> **WHAT TO PRODUCE**
Each line of the data below that includes the string "highlighted" must be copied.

(Excerpts from an interface dataset)
=======

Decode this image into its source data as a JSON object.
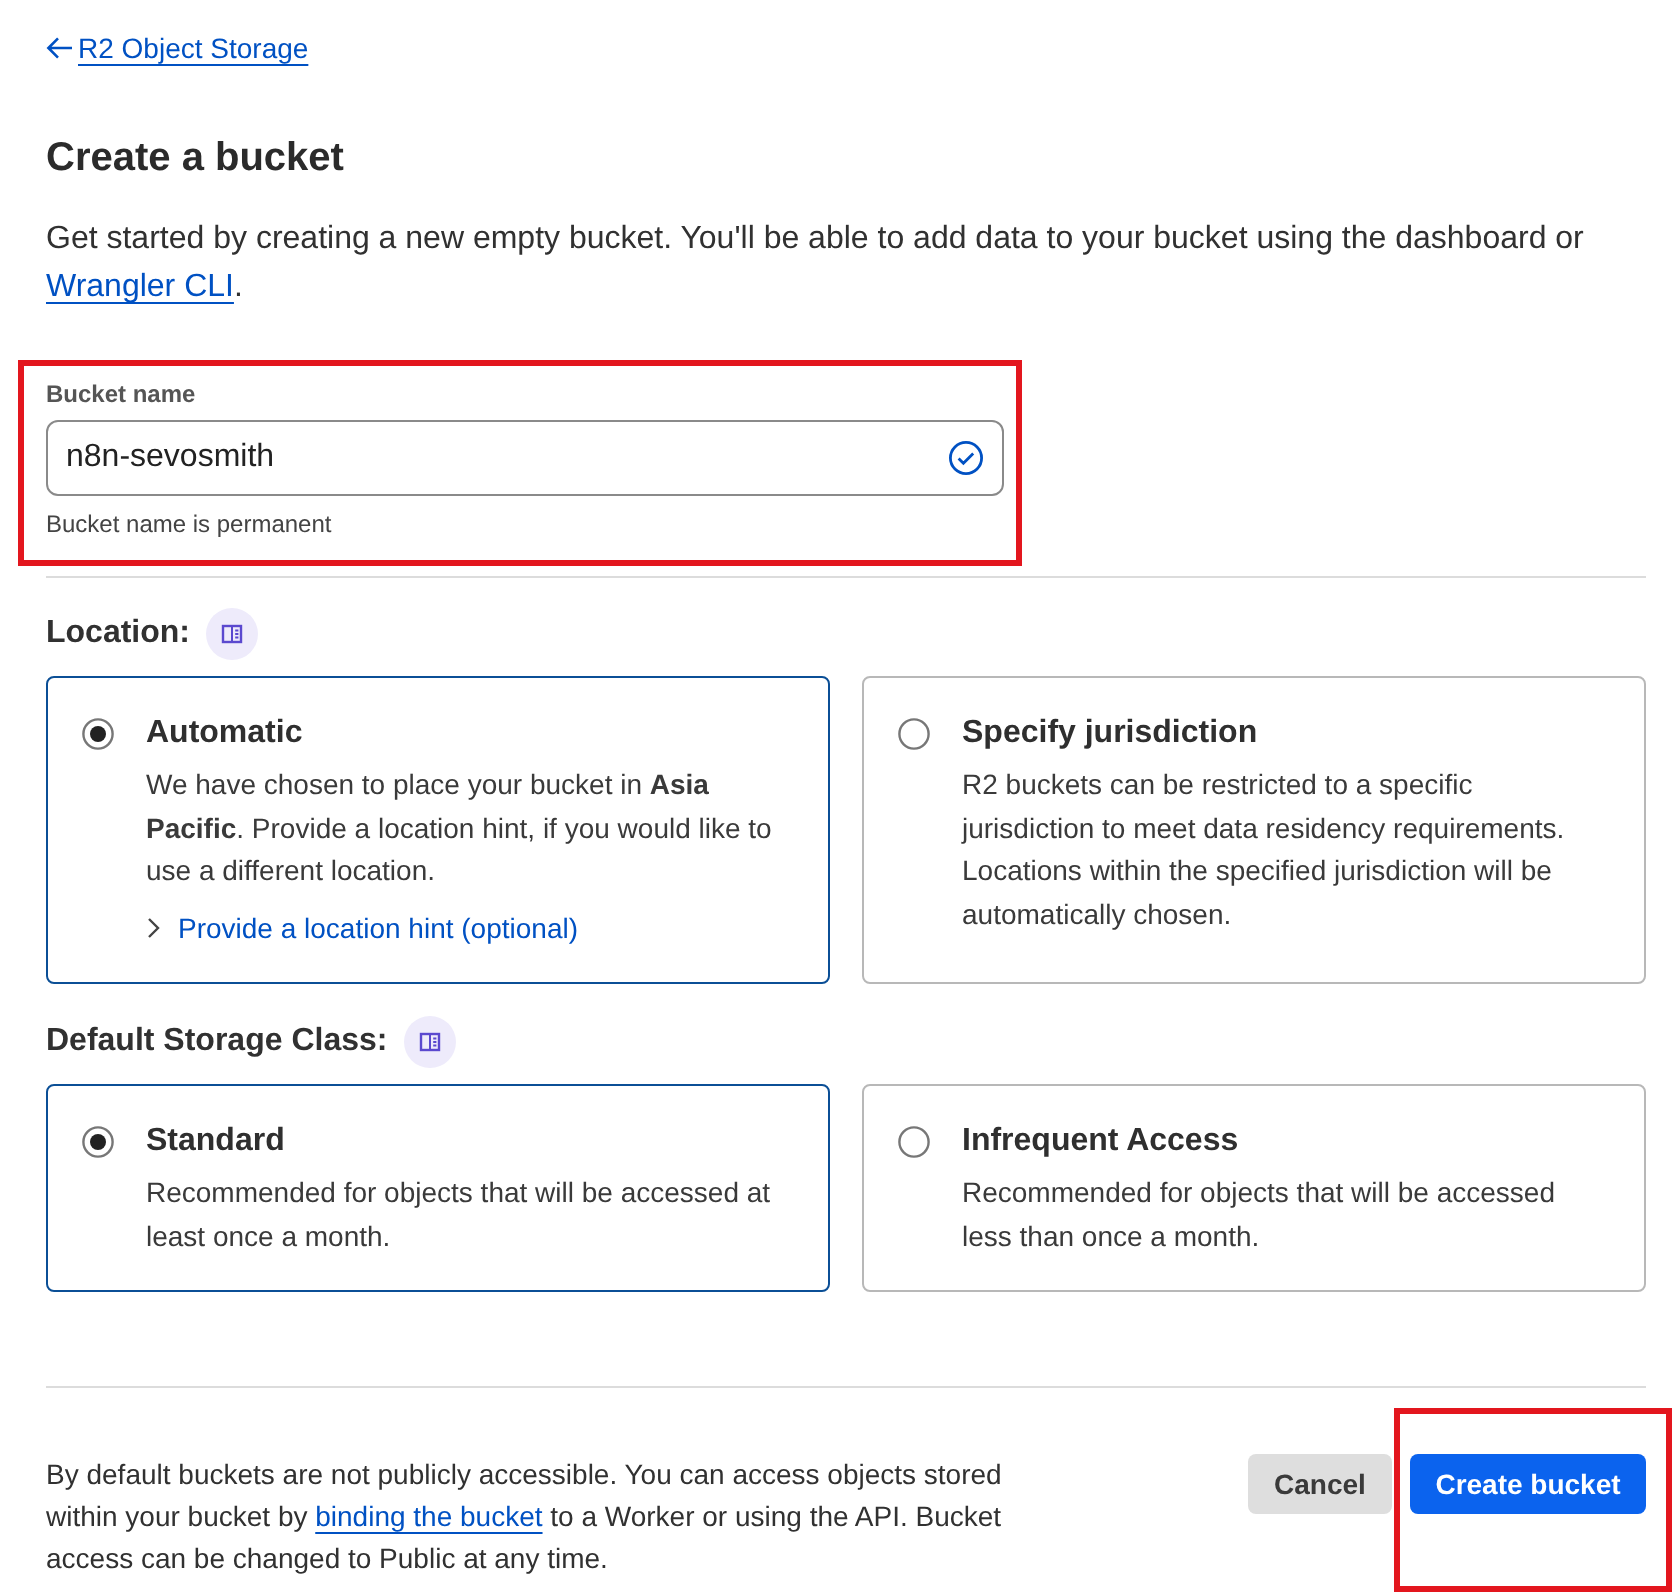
{
  "back_link": {
    "label": "R2 Object Storage"
  },
  "title": "Create a bucket",
  "intro": {
    "text": "Get started by creating a new empty bucket. You'll be able to add data to your bucket using the dashboard or",
    "link": "Wrangler CLI",
    "end": "."
  },
  "bucket_name": {
    "label": "Bucket name",
    "value": "n8n-sevosmith",
    "valid": true,
    "hint": "Bucket name is permanent",
    "highlighted": true
  },
  "location": {
    "label": "Location:",
    "options": [
      {
        "title": "Automatic",
        "description": "We have chosen to place your bucket in **Asia Pacific**. Provide a location hint, if you would like to use a different location.",
        "link": "Provide a location hint (optional)",
        "selected": true
      },
      {
        "title": "Specify jurisdiction",
        "description": "R2 buckets can be restricted to a specific jurisdiction to meet data residency requirements. Locations within the specified jurisdiction will be automatically chosen.",
        "selected": false
      }
    ]
  },
  "storage_class": {
    "label": "Default Storage Class:",
    "options": [
      {
        "title": "Standard",
        "description": "Recommended for objects that will be accessed at least once a month.",
        "selected": true
      },
      {
        "title": "Infrequent Access",
        "description": "Recommended for objects that will be accessed less than once a month.",
        "selected": false
      }
    ]
  },
  "footer": {
    "text": "By default buckets are not publicly accessible. You can access objects stored within your bucket by",
    "link": "binding the bucket",
    "end": "to a Worker or using the API. Bucket access can be changed to Public at any time."
  },
  "buttons": [
    {
      "label": "Cancel",
      "kind": "secondary",
      "highlighted": false
    },
    {
      "label": "Create bucket",
      "kind": "primary",
      "highlighted": true
    }
  ]
}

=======

> **PROBLEM SOLUTION**
    "highlighted": true
      "highlighted": false
      "highlighted": true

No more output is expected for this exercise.